Utpal M. Dholakia, the George R. Brown Professor of Marketing at Rice University, recently published an article on Psychology Today’s The Science of Behavior blog expressing opinions on “How to Make Bike-Sharing More Popular.” He writes, although public transit has not been the most popular form of transportation, bike-sharing is a “breath of fresh air.” He wants it to succeed and offers his expert advice.
After explaining what bike-sharing is, for those unfamiliar, he continues explaining the potential benefits of bike-sharing programs. Consumer control over destination and route, health benefits, virtuous self-esteem, and financial attraction are all cited. Consumer control? Traveling from point A to point B is essentially the cyclist’s sole responsibility – good or bad. Health benefits? Of course cycling is healthier than sedentary forms of transit. Virtuous self-esteem? The traveler may feel a welling of pride while choosing a healthier, cleaner alternative. Financial attraction? Due to government subsidies, bike-sharing is likely the cheapest transportation alternative on the market.

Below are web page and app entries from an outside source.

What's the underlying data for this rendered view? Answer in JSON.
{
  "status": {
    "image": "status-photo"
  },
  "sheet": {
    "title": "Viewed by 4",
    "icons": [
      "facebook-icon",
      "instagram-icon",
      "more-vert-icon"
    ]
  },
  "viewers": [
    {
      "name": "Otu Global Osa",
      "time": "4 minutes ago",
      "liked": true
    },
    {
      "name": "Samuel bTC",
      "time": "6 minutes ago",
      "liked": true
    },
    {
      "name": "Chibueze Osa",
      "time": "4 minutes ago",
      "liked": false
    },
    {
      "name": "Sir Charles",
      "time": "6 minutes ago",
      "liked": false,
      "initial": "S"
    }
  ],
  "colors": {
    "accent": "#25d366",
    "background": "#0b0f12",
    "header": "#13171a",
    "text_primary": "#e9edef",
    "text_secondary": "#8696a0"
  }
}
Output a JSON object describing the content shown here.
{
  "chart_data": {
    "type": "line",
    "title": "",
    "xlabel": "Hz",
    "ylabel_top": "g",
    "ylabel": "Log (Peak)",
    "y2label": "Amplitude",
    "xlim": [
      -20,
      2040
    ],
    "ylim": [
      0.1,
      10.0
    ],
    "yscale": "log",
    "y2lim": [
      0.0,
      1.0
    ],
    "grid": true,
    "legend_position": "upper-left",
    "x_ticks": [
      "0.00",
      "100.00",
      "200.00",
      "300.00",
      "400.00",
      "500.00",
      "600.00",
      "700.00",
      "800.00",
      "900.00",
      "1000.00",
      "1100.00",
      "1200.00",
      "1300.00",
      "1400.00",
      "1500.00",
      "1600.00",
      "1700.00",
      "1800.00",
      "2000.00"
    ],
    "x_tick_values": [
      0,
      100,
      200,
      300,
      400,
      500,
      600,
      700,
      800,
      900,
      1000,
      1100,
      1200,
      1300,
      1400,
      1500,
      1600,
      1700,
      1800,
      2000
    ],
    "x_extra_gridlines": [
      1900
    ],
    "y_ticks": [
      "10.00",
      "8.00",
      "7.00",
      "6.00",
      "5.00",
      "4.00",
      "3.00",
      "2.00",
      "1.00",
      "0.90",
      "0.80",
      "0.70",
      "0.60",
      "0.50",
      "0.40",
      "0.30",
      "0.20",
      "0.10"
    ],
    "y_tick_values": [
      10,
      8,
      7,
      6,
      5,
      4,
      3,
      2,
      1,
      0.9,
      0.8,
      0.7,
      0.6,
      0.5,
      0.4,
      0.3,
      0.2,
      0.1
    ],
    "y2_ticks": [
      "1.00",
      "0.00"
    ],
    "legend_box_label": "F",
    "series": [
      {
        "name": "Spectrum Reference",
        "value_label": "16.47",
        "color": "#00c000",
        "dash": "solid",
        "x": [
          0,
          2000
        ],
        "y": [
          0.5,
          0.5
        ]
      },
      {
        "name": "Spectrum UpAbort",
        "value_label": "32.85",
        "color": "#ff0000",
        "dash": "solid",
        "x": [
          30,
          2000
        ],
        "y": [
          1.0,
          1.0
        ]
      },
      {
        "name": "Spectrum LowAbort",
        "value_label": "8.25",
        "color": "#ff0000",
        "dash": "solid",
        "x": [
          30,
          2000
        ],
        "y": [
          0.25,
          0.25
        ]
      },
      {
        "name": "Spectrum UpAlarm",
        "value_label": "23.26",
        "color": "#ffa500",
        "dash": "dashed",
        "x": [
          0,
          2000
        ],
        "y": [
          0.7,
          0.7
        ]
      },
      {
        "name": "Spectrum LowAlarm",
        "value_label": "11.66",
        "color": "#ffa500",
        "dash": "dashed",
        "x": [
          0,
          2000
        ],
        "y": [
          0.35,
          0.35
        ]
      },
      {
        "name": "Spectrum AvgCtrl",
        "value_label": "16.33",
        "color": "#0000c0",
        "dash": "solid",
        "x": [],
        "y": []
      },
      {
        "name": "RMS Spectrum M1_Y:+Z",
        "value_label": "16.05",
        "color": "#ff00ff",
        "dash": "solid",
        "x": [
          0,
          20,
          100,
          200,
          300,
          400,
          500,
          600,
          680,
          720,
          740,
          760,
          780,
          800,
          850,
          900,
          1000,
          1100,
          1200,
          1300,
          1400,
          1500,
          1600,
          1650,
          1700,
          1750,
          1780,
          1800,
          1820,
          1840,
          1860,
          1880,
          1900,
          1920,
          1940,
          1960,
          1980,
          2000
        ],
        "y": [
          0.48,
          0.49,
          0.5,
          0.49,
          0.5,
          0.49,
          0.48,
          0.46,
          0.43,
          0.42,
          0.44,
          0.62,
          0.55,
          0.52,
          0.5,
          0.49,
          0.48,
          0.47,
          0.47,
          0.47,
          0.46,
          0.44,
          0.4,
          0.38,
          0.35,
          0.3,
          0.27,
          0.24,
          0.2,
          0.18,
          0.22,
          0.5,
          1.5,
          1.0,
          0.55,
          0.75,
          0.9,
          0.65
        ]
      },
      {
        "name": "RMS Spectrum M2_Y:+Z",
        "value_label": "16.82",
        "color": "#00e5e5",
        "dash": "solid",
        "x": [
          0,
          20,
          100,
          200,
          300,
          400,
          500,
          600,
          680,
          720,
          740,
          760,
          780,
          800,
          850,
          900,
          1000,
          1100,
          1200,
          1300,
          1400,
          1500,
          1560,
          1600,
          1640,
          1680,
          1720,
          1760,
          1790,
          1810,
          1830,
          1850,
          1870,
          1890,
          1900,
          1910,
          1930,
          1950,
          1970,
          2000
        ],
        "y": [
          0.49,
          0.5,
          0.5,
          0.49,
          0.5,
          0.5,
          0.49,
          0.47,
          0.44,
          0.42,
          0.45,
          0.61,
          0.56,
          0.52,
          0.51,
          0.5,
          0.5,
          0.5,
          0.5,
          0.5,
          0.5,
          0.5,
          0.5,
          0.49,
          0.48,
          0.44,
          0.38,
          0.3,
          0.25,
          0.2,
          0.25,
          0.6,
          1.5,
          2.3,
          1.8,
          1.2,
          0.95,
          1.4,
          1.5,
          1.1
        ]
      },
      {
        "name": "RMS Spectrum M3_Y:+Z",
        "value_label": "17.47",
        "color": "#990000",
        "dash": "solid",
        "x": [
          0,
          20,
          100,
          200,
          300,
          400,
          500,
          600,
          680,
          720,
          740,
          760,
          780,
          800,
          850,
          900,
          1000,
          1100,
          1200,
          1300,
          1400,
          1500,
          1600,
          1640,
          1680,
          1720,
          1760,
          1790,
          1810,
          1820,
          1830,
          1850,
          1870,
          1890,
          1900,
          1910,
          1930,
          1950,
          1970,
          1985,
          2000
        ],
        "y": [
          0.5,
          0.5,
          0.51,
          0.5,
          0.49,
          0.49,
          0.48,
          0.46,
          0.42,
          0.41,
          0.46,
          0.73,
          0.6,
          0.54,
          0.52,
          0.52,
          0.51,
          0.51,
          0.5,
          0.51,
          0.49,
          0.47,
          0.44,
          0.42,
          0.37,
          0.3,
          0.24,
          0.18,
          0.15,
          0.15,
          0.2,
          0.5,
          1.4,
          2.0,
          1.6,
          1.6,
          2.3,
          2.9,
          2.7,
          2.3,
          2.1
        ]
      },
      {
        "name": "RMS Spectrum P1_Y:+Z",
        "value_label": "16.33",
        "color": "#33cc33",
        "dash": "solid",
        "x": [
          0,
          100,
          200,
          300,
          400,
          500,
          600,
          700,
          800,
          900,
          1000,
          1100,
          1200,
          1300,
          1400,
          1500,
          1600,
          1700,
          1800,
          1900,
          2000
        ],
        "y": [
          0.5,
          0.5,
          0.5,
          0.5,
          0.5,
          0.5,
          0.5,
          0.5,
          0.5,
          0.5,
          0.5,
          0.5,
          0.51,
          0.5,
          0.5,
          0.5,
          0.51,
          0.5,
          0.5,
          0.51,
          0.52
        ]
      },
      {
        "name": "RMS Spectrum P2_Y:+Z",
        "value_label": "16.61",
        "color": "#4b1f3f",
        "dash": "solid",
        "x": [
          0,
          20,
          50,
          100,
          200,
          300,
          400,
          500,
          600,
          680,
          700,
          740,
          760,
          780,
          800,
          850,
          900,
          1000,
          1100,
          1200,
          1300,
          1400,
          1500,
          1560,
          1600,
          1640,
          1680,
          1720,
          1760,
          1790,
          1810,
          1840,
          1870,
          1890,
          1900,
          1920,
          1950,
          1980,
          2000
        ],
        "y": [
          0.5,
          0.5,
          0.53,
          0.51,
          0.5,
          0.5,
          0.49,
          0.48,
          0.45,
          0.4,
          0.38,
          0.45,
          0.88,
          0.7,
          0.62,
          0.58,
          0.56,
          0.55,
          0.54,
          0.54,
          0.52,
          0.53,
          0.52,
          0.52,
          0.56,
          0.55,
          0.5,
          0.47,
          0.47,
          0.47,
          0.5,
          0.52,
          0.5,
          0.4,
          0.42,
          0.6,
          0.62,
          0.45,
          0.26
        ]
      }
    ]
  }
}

Whatever the benefits, Dholakia speculates on the rather low number of bike-sharers. Why is bike-sharing having a tough time gaining steam in certain areas? Citing a study conducted by Rice University’s own Kinder Institute of Urban Research, he writes that fewer than 2,000 weekly cycle checkouts are reported across Houston’s bike-sharing system. This of course represents a drop in the ocean when compared to a nationwide or international study.
He goes on to speculate as to why Houston residents, and urban citizens in general, are cautious about bike-sharing – or even just riding a bike. In his opinion, safety is a overwhelming concern when it comes to a person deciding to make a switch to cycling.
In Houston, an investigation states that there were 950 crashes and 213 hit-and-runs in a single year involving cyclists with little or no repercussions for the motorists involved. In May 2015, a cyclist was hit and killed during a memorial for another cyclist who had been struck by a car and killed. A quote from Bicycling magazine regarding the city, “In traffic-snarled Houston, where two-thirds of the population is overweight and nearly one-quarter lives below the poverty line, cycling makes sense. But debris and potholes mar the sliver thin bike lanes. Drivers don’t look, or don’t care.”
Dholakia mentions nationwide studies as well. Over 700 American cyclists were killed and over 48,000 injured in 2013 and one estimate put the risk of being injured while riding a bike at 13 times more than when in an automobile.
He believes bike-sharing ventures should address the risk and educate their customers and potential customers instead of ignoring the issue or sweeping it under the rug. The perception of risking bodily harm may be the single biggest obstacle when it comes to the popularity of bike-sharing. According the interpretation of research done by consumer psychologists over the last quarter century, Dholakia lays out what he believes needs to be done in order for bike-sharing to be successful.
First, “bring issues of safety and rider risks out in the open.” Shed light on the issues and explain how they are being addressed. Second, “understand the degree of risk perceived by different potential rider groups.” Identify demographics most likely to view urban cycling as low-risk and market towards them. Lastly, identify the city areas where riders’ perceived and actual risk for injury is low. He suggests placing docking stations near safer, more cyclist-friendly areas rather than just shooting for high-density population areas.
Dholakia wants bike-sharing to succeed. Not only in Houston but beyond. “Unless consumer perceptions that cycling in an urban area is a risky enterprise are dealt with successfully, chances are that bike-sharing programs may never grow beyond a small niche service. They will fail to realize their full potential,” he concludes. Certainly well thought and delivered opinions that ought to get any cycling enthusiast’s wheels turning.